Project Title: Autophagy-Dependent Regulation of Energy Metabolism in Leukaemic Stem Cells
The identification of Leukaemic Stem Cells (LSCs) in the late 1990s supported the idea that leukaemia is primarily drive by the presence of a collection of rare cancer stem cells in the blood.
This was an important development in the fight against leukaemia, as many anti-leukaemia treatments are evaluated on their ability to reduce the number of leukaemia cells. However, if the treatments are not killing LSCs, then the cancerous cells may develop drug resistance with time, causing a relapse and, ultimately, death.
Chronic Myeloid Leukaemia patients are currently treated with drugs called Tyrosine Kinase Inhibitors (TKIs) that inhibit the function of the cancer-causing protein BCR-ABL.
However, we have recently shown that CML LSCs can survive TKI treatment, indicating that this therapy alone will not lead to a cure. A combination of treatments is therefore required to cure Chronic Myeloid Leukaemia patients. Dr Helgason’s research will investigate vulnerabilities in CML LSCs and aim to identify new treatments for the eradication of CML LSCs.
Dr Lisa J Russell, Northern Institute for Cancer Research, Newcastle University
Project Title: Characterisation of a novel gene fusion in acute lymphoblastic leukaemia
Dr Russell’s team have identified a new genetic abnormality present in patients with Acute Lymphoblastic Leukaemia. Genetic material is lost between two genes on chromosome X, which leads to them becoming fused together. Dr Russell and her team plan to investigate the effects of this fusion event.
They are interested in these genes and whether this is altered due to the fusion event and plan to design a simple test that could be used in the clinic to identify this fusion quickly and cost effectively.
They also plan to create this fusion in human cells and investigate the effects on cell growth and cell death. We hope to identify important signals in the cells affected by this fusion, which could identify new targets and which could be susceptible to new treatments and therapies.

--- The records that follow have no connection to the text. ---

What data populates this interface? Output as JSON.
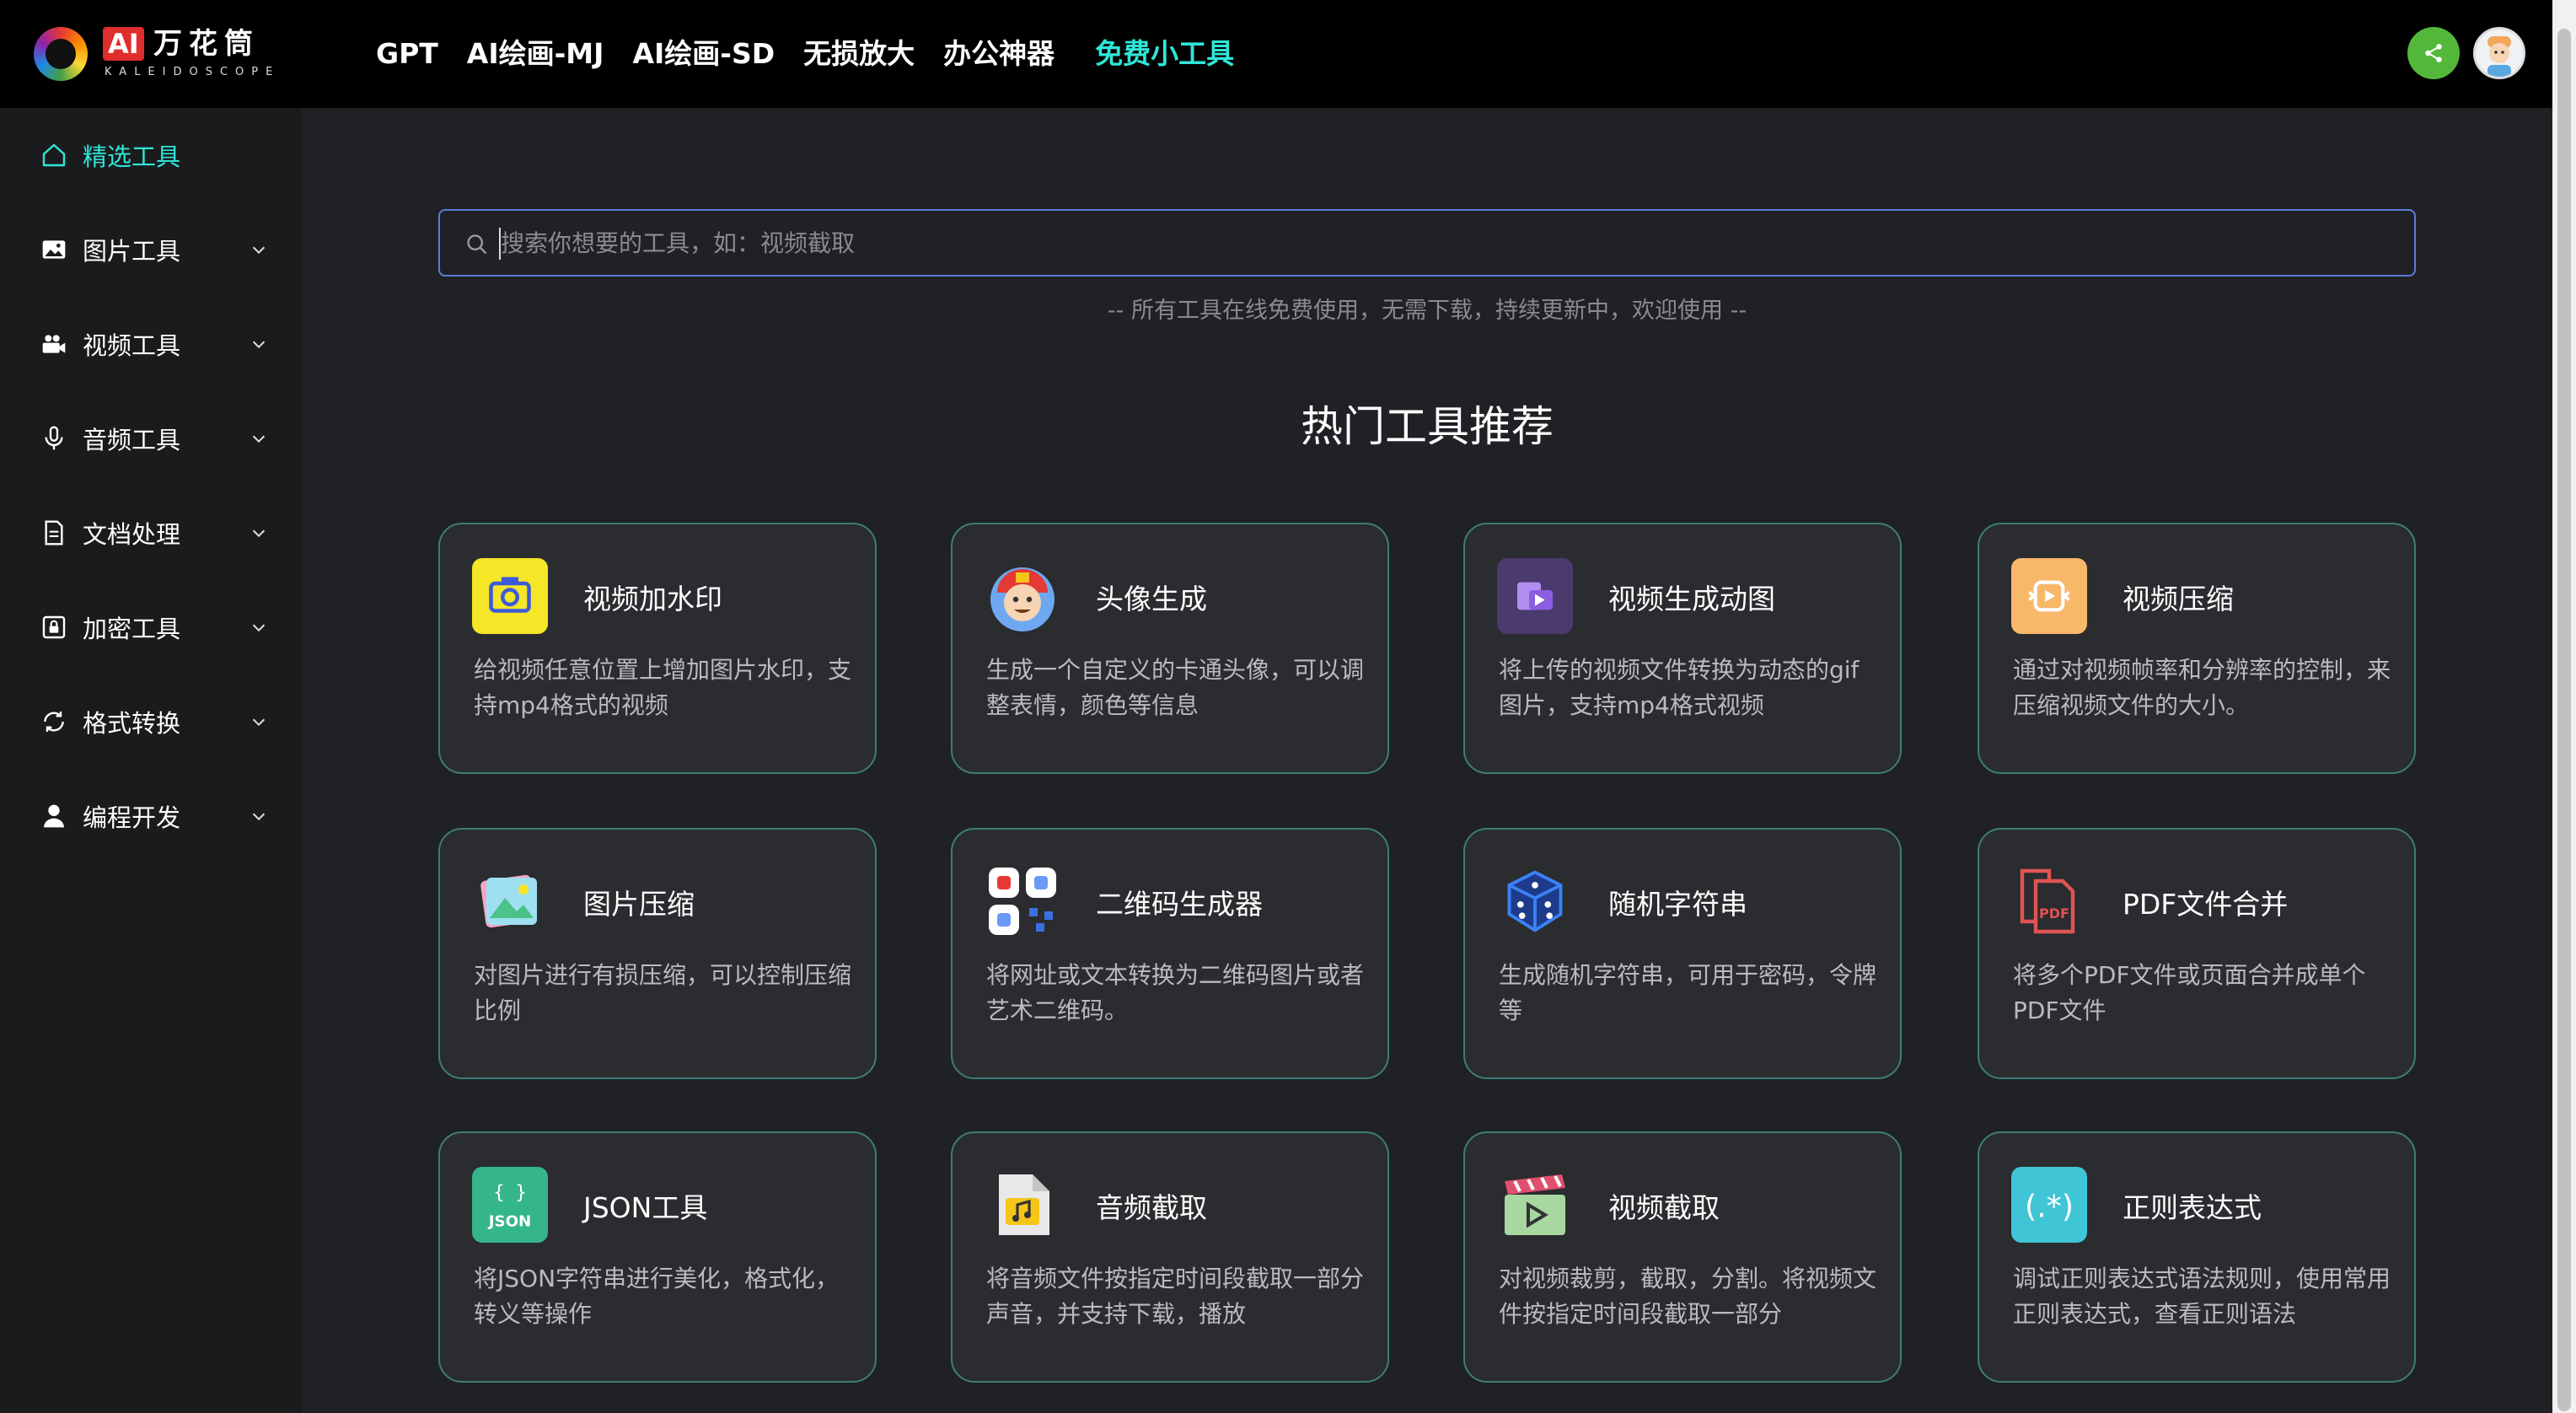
{
  "brand": {
    "badge": "AI",
    "name_cn": "万花筒",
    "name_en": "KALEIDOSCOPE"
  },
  "nav": [
    {
      "label": "GPT"
    },
    {
      "label": "AI绘画-MJ"
    },
    {
      "label": "AI绘画-SD"
    },
    {
      "label": "无损放大"
    },
    {
      "label": "办公神器"
    },
    {
      "label": "免费小工具",
      "active": true
    }
  ],
  "sidebar": {
    "items": [
      {
        "label": "精选工具",
        "icon": "home-icon",
        "active": true
      },
      {
        "label": "图片工具",
        "icon": "image-icon"
      },
      {
        "label": "视频工具",
        "icon": "video-camera-icon"
      },
      {
        "label": "音频工具",
        "icon": "microphone-icon"
      },
      {
        "label": "文档处理",
        "icon": "document-icon"
      },
      {
        "label": "加密工具",
        "icon": "encrypt-icon"
      },
      {
        "label": "格式转换",
        "icon": "convert-icon"
      },
      {
        "label": "编程开发",
        "icon": "user-icon"
      }
    ]
  },
  "search": {
    "placeholder": "搜索你想要的工具，如：视频截取"
  },
  "tagline": "-- 所有工具在线免费使用，无需下载，持续更新中，欢迎使用 --",
  "section_title": "热门工具推荐",
  "tools": [
    {
      "title": "视频加水印",
      "desc": "给视频任意位置上增加图片水印，支持mp4格式的视频",
      "icon": "video-watermark-icon",
      "color": "#f5e628"
    },
    {
      "title": "头像生成",
      "desc": "生成一个自定义的卡通头像，可以调整表情，颜色等信息",
      "icon": "avatar-generator-icon",
      "color": "#e53935"
    },
    {
      "title": "视频生成动图",
      "desc": "将上传的视频文件转换为动态的gif图片，支持mp4格式视频",
      "icon": "video-to-gif-icon",
      "color": "#4a3a6e"
    },
    {
      "title": "视频压缩",
      "desc": "通过对视频帧率和分辨率的控制，来压缩视频文件的大小。",
      "icon": "video-compress-icon",
      "color": "#f8b86a"
    },
    {
      "title": "图片压缩",
      "desc": "对图片进行有损压缩，可以控制压缩比例",
      "icon": "image-compress-icon",
      "color": "#63c6a8"
    },
    {
      "title": "二维码生成器",
      "desc": "将网址或文本转换为二维码图片或者艺术二维码。",
      "icon": "qr-code-icon",
      "color": "#6a9af5"
    },
    {
      "title": "随机字符串",
      "desc": "生成随机字符串，可用于密码，令牌等",
      "icon": "dice-icon",
      "color": "#3b6fe0"
    },
    {
      "title": "PDF文件合并",
      "desc": "将多个PDF文件或页面合并成单个PDF文件",
      "icon": "pdf-merge-icon",
      "color": "#e05353"
    },
    {
      "title": "JSON工具",
      "desc": "将JSON字符串进行美化，格式化，转义等操作",
      "icon": "json-icon",
      "color": "#35b58a"
    },
    {
      "title": "音频截取",
      "desc": "将音频文件按指定时间段截取一部分声音，并支持下载，播放",
      "icon": "audio-clip-icon",
      "color": "#e8dd9a"
    },
    {
      "title": "视频截取",
      "desc": "对视频裁剪，截取，分割。将视频文件按指定时间段截取一部分",
      "icon": "video-clip-icon",
      "color": "#a8d8a0"
    },
    {
      "title": "正则表达式",
      "desc": "调试正则表达式语法规则，使用常用正则表达式，查看正则语法",
      "icon": "regex-icon",
      "color": "#3fc5d6"
    }
  ]
}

Dr Fernando dos Anjos Afonso, European Cancer Stem Cell Research Institute, Cardiff
Project Title: Exploring the roles of canonical and non-canonical Notch signalling to target human acute myeloid leukaemia
Blood stem cells are responsible for the growth and maintenance of all mature cells in our blood. Most of the current treatments for one type of leukaemia, named Acute Myeloid Leukaemia or AML, are very toxic and not very specific (targeting many cell types, including healthy blood stem cells). As a result, many patients cannot tolerate current available treatments.
If we can better understand the differences between the blood stem cells and the cells that drive the formation of the cancer, we can go on to create unique and powerful treatments.
Indeed, one of the mechanisms, the “Notch Pathway”, regulates blood stem cell maintenance but is detrimental for cells that drive AML formation. Dr Afonso’s research aims to understand how AML avoids the “Notch pathway”, thereby preventing the cancer cells from dying. By understanding these mechanisms, Dr Afonso’s team can begin to target AML with treatments.